# [Activity]
Show every line of the data that contains the string "label".

[Web page and app entries]
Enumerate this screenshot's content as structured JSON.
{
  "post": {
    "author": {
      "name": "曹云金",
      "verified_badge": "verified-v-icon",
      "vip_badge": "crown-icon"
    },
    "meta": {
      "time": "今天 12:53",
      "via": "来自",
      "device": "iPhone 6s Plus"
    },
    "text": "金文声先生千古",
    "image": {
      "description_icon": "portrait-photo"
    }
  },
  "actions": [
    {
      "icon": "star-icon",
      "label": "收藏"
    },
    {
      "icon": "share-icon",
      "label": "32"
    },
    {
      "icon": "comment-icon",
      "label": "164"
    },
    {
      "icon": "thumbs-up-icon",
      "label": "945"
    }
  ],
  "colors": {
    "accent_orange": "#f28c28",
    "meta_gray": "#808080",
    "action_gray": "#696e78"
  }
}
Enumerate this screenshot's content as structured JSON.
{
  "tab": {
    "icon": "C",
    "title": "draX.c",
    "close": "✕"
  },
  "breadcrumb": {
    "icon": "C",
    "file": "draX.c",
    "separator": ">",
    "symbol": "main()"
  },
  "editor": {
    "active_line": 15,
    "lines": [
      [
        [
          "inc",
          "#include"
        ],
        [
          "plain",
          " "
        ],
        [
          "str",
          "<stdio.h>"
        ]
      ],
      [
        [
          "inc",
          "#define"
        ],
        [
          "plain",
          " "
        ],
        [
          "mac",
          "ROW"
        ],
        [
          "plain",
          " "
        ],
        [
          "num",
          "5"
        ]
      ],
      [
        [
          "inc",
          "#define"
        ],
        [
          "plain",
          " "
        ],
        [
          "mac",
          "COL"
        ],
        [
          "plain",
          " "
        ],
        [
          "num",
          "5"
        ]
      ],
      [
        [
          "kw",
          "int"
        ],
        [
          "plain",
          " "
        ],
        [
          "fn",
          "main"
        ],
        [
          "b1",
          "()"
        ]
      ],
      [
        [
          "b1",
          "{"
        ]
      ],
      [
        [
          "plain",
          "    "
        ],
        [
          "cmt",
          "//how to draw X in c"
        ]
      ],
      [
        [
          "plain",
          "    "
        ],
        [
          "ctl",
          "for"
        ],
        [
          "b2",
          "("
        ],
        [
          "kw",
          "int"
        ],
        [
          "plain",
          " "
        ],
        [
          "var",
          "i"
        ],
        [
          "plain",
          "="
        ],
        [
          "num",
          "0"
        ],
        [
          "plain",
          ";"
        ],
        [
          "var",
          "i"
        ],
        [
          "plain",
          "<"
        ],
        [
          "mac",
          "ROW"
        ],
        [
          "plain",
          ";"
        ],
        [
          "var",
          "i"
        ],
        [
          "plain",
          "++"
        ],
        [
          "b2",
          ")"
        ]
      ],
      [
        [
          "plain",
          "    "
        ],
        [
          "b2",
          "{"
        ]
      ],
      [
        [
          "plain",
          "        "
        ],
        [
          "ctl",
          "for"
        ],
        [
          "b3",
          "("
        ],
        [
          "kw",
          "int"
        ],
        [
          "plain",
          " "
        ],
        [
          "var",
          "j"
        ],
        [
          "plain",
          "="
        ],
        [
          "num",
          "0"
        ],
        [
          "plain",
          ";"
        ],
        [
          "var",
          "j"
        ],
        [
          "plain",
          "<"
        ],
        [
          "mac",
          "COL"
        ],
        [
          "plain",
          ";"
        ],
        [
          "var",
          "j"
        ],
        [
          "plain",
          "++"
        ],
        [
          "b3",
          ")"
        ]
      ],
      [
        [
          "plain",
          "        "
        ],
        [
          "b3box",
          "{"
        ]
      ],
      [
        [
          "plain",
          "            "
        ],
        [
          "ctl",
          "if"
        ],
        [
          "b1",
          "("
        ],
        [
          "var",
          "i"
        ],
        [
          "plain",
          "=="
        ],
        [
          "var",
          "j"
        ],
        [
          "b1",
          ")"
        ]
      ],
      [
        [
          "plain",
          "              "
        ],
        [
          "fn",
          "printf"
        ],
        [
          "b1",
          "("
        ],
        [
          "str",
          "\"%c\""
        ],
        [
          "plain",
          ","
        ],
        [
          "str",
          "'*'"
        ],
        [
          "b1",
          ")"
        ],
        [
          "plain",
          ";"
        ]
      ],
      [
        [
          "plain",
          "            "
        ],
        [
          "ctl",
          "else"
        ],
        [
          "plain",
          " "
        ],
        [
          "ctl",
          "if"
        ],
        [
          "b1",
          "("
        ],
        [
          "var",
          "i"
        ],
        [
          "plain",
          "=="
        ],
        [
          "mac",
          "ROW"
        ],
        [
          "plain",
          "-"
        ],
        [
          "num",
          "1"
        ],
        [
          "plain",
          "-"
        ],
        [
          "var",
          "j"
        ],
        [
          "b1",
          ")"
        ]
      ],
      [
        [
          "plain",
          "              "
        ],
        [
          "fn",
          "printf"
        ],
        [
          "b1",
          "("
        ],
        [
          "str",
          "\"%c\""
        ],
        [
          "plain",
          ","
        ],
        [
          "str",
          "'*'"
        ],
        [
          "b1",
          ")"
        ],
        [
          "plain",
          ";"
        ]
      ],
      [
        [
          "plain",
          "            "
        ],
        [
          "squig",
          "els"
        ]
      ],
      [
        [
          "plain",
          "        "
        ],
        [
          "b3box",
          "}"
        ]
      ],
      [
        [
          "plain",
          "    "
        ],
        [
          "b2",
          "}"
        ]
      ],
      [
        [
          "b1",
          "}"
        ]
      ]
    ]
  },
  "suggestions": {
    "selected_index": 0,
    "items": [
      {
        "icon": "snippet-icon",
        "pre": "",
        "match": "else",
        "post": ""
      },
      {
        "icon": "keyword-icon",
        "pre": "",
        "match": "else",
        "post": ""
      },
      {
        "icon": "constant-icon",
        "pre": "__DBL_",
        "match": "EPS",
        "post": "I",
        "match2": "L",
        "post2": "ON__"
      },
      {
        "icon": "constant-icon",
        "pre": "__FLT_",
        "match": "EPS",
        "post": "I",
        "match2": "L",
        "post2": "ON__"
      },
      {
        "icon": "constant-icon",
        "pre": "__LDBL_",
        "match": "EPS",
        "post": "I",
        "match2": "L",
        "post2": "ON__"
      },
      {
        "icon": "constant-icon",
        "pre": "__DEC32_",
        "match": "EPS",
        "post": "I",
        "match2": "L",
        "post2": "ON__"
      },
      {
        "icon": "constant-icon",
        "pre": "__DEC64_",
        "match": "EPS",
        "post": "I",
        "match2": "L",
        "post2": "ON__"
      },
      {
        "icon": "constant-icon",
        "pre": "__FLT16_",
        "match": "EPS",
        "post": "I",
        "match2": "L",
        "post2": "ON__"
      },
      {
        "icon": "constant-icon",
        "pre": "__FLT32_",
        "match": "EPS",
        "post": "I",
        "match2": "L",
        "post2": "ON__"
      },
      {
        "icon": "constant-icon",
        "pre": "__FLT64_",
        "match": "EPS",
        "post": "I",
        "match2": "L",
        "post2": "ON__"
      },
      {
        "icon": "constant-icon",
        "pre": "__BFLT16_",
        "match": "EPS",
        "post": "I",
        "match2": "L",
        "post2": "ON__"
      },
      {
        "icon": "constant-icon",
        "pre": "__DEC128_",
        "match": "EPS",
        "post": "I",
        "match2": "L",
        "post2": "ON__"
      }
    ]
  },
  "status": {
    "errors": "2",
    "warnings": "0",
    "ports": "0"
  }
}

# [Response to this exercise]
      "label": "收藏"
      "label": "32"
      "label": "164"
      "label": "945"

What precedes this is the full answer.